Who Will Take Care Of Your Digital Legacy After You Die? Poll Says Many People Haven’t Specified
Many Americans haven’t picked a person to oversee their digital accounts after they die, and while some would like to have their accounts memorialized, more than half prefer that they be deleted, according to a poll released Tuesday.
For years, managing someone’s online presence after their death was a fractured process. Families had to reach out individually to social networks like Facebook, Twitter TWTR +0.8% and Tumblr if they wanted to access or change a dead loved one’s account and often had limited options. But some companies have started to build easier ways for users to specify who they’d like to oversee their accounts after they die — and, importantly, what they want done with them.
In February, Facebook released a “legacy contact” feature, which lets users designate another user who can post a final message, change profile pictures, accept new friend requests and sometimes download a user’s photos and posts (but not private messages). Before that feature, Facebook only allowed dead users’ accounts to be kept visible but frozen or to be deleted. Google GOOGL +1.16% began offering a similar service in 2013 that let users decide how they wanted their data used and distributed posthumously.
Both of these options are steps that have allowed users more control over their digital life, a trend that attorneys hope will encourage other companies to follow suit. “I’m looking forward to the day when most, or all, Internet accounts allow people to name successors, like Facebook,” said Christopher Johnson, an attorney with Rocket Lawyer, the legal service that commissioned Harris HRS +0.65% Poll to conduct the survey.
Instead of waiting for online accounts to start offering digital legacy handlers, people have the option of naming “digital executors” in their will who can do the job generally. But in the poll, which surveyed 2,009 U.S. adults, 70% of respondents with a will hadn’t picked a digital executor.
What’s keeping them from doing it? More than half had no idea that they needed to at all.

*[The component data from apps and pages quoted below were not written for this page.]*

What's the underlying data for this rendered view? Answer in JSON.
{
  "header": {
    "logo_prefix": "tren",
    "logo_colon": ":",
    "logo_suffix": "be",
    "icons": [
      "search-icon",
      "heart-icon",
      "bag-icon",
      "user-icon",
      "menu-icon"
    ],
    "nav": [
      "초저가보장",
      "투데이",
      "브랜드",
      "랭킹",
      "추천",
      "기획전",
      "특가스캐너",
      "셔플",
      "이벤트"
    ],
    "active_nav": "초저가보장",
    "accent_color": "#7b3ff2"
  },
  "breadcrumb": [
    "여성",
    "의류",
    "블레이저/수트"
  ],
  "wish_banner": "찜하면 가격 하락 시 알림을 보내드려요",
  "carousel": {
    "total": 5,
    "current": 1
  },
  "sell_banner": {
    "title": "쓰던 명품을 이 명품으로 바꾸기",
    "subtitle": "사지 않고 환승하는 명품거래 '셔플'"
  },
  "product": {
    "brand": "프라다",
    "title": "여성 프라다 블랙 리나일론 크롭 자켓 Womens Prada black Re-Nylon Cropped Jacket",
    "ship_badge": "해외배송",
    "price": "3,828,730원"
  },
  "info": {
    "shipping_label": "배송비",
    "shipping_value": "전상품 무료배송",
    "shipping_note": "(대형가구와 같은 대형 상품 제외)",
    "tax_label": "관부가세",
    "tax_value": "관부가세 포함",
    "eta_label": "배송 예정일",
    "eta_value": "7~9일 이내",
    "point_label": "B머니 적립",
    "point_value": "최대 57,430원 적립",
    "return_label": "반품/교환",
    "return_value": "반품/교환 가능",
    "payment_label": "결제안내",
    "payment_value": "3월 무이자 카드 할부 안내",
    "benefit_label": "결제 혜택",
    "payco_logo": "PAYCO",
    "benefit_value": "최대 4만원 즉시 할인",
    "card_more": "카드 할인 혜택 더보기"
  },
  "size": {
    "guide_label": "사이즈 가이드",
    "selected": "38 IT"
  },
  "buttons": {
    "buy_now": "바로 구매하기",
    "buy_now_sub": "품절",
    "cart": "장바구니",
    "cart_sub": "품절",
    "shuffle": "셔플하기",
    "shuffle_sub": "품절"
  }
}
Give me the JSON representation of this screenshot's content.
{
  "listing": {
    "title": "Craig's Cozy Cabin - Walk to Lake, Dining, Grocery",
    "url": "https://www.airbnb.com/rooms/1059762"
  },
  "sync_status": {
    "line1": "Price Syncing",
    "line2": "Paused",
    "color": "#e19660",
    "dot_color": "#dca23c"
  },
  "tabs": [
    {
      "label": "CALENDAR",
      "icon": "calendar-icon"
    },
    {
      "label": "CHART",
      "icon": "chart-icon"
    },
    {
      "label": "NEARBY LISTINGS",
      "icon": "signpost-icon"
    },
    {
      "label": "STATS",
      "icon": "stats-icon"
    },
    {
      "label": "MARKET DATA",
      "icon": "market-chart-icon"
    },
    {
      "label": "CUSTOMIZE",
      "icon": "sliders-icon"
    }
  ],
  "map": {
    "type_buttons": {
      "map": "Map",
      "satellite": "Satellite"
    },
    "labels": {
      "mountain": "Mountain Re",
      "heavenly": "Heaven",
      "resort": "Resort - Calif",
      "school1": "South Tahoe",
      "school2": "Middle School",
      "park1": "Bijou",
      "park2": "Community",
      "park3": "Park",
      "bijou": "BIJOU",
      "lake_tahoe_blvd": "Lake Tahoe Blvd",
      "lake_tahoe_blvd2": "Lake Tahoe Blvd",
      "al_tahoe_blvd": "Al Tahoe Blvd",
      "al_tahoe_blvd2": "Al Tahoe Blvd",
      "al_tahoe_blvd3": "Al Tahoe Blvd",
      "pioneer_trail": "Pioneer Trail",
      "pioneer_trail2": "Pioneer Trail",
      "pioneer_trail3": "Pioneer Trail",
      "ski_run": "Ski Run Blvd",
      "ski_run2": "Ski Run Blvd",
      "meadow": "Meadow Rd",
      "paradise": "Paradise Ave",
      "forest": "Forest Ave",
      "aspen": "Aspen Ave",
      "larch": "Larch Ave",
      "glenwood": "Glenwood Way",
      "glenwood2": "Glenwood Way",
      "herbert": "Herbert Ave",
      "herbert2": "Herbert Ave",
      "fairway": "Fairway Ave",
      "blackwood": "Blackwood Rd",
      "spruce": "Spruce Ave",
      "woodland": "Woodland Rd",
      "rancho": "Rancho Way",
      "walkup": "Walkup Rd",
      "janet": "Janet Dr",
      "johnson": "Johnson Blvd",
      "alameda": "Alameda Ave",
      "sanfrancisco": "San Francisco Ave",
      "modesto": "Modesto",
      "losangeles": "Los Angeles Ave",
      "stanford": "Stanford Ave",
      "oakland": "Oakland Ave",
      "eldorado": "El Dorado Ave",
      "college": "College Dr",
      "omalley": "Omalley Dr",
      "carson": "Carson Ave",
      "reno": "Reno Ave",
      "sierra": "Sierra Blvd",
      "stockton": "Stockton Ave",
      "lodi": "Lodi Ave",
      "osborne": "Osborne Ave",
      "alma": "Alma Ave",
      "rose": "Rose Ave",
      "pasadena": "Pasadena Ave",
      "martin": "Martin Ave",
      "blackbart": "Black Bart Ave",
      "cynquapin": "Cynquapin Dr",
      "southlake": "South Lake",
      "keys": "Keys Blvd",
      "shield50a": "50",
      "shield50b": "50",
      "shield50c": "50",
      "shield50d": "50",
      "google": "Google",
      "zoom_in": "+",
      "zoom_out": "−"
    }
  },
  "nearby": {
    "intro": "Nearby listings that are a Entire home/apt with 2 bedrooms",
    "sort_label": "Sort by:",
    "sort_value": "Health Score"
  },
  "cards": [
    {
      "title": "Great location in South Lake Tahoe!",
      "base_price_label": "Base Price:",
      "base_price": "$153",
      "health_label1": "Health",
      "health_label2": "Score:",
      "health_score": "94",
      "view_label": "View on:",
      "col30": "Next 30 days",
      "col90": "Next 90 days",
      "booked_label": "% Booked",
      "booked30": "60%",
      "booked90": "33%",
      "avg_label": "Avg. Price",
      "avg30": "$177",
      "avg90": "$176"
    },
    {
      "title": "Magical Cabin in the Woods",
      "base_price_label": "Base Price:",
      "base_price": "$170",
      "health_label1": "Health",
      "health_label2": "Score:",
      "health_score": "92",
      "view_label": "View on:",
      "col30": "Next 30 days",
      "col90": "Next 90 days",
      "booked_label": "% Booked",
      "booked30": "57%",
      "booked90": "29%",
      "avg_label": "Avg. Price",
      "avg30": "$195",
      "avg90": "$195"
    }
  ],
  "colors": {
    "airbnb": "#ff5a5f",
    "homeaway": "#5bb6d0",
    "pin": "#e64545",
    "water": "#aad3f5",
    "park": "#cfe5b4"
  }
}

Many (39%) also said they assumed their family and loved ones would be able to access, manage or delete their accounts on their behalf.
One-third of respondents said they just hadn’t thought about their digital assets, and 12% said they didn’t care about what happened to their Instagrams, tweets and other online footprints once they had died. (A very honest 2% of respondents said they hadn’t thought about picking a digital executor because “I don’t want to think about death.”)
Those who assumed they could lean on their families for the job are mostly right, but they could make their families’ job slightly less onerous by making that clear before it’s too late.
“It’s best to name successors like that on any accounts you have that allow you to do so, because that would make the process even easier than trying to communicate your court-granted authority to the right person at a faceless internet company,” Johnson said.
When it comes to how accounts should be handled after death, the pool is split: 51% of respondents with social media accounts said they would want them deleted, while 31% said they would want some memorialization similar to Facebook’s legacy contact options. And 29% would also allow a trusted contact to download part of their archive, though 14% said they would not.
Which two online accounts do people think need the most protection after their death? About two-thirds of respondents picked their online banking accounts, and one-third said email. E-commerce accounts for sites like Amazon and eBay EBAY +0.67% were seen as slightly more important to guard than social media accounts like Facebook and Twitter (15% and 13%, respectively).
The poll was conducted online between March 31 and April 2 and surveyed 2,009 U.S. adults.